● ASSIGNMENT
Everything in the data except the pictures belongs in your answer, copied exactly.

● GIVEN DATA

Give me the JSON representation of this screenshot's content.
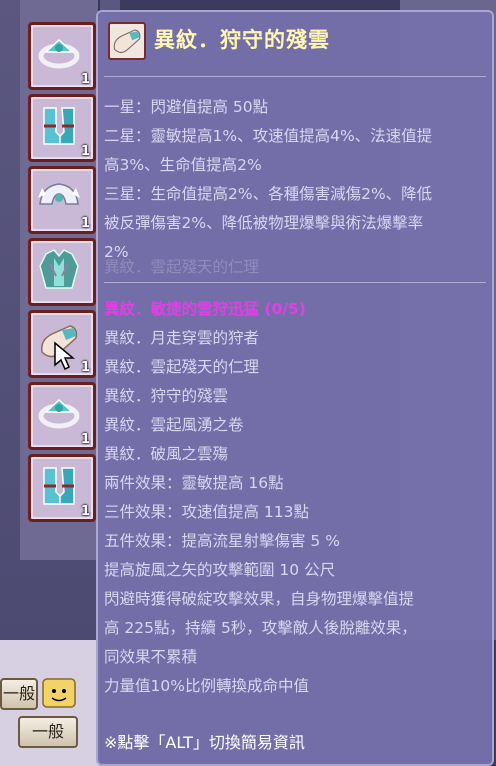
{
  "tooltip": {
    "title": "異紋．狩守的殘雲",
    "tiers": [
      "一星：閃避值提高 50點",
      "二星：靈敏提高1%、攻速值提高4%、法速值提",
      "高3%、生命值提高2%",
      "三星：生命值提高2%、各種傷害減傷2%、降低",
      "被反彈傷害2%、降低被物理爆擊與術法爆擊率",
      "2%"
    ],
    "faded_line": "異紋．雲起殘天的仁理",
    "set_title": "異紋．敏捷的雲狩迅猛 (0/5)",
    "set_items": [
      "異紋．月走穿雲的狩者",
      "異紋．雲起殘天的仁理",
      "異紋．狩守的殘雲",
      "異紋．雲起風湧之卷",
      "異紋．破風之雲殤"
    ],
    "effects": [
      "兩件效果：靈敏提高 16點",
      "三件效果：攻速值提高 113點",
      "五件效果：提高流星射擊傷害 5 %",
      "提高旋風之矢的攻擊範圍 10 公尺",
      "閃避時獲得破綻攻擊效果，自身物理爆擊值提",
      "高 225點，持續 5秒，攻擊敵人後脫離效果，",
      "同效果不累積",
      "力量值10%比例轉換成命中值"
    ],
    "footer": "※點擊「ALT」切換簡易資訊"
  },
  "inventory": {
    "slots": [
      {
        "icon": "tiara-icon",
        "qty": "1"
      },
      {
        "icon": "boots-icon",
        "qty": "1"
      },
      {
        "icon": "winged-helm-icon",
        "qty": "1"
      },
      {
        "icon": "armor-icon",
        "qty": ""
      },
      {
        "icon": "arm-guard-icon",
        "qty": "1"
      },
      {
        "icon": "tiara-icon",
        "qty": "1"
      },
      {
        "icon": "boots-icon",
        "qty": "1"
      }
    ]
  },
  "buttons": {
    "general_1": "一般",
    "general_2": "一般"
  },
  "colors": {
    "tooltip_bg": "#7670aa",
    "title": "#fff6b0",
    "set_title": "#e040e6",
    "text": "#d9d6f0"
  }
}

● RESPONSE FOR THIS EXERCISE
Give me the JSON representation of this screenshot's content.
{
  "tooltip": {
    "title": "異紋．狩守的殘雲",
    "tiers": [
      "一星：閃避值提高 50點",
      "二星：靈敏提高1%、攻速值提高4%、法速值提",
      "高3%、生命值提高2%",
      "三星：生命值提高2%、各種傷害減傷2%、降低",
      "被反彈傷害2%、降低被物理爆擊與術法爆擊率",
      "2%"
    ],
    "faded_line": "異紋．雲起殘天的仁理",
    "set_title": "異紋．敏捷的雲狩迅猛 (0/5)",
    "set_items": [
      "異紋．月走穿雲的狩者",
      "異紋．雲起殘天的仁理",
      "異紋．狩守的殘雲",
      "異紋．雲起風湧之卷",
      "異紋．破風之雲殤"
    ],
    "effects": [
      "兩件效果：靈敏提高 16點",
      "三件效果：攻速值提高 113點",
      "五件效果：提高流星射擊傷害 5 %",
      "提高旋風之矢的攻擊範圍 10 公尺",
      "閃避時獲得破綻攻擊效果，自身物理爆擊值提",
      "高 225點，持續 5秒，攻擊敵人後脫離效果，",
      "同效果不累積",
      "力量值10%比例轉換成命中值"
    ],
    "footer": "※點擊「ALT」切換簡易資訊"
  },
  "inventory": {
    "slots": [
      {
        "icon": "tiara-icon",
        "qty": "1"
      },
      {
        "icon": "boots-icon",
        "qty": "1"
      },
      {
        "icon": "winged-helm-icon",
        "qty": "1"
      },
      {
        "icon": "armor-icon",
        "qty": ""
      },
      {
        "icon": "arm-guard-icon",
        "qty": "1"
      },
      {
        "icon": "tiara-icon",
        "qty": "1"
      },
      {
        "icon": "boots-icon",
        "qty": "1"
      }
    ]
  },
  "buttons": {
    "general_1": "一般",
    "general_2": "一般"
  },
  "colors": {
    "tooltip_bg": "#7670aa",
    "title": "#fff6b0",
    "set_title": "#e040e6",
    "text": "#d9d6f0"
  }
}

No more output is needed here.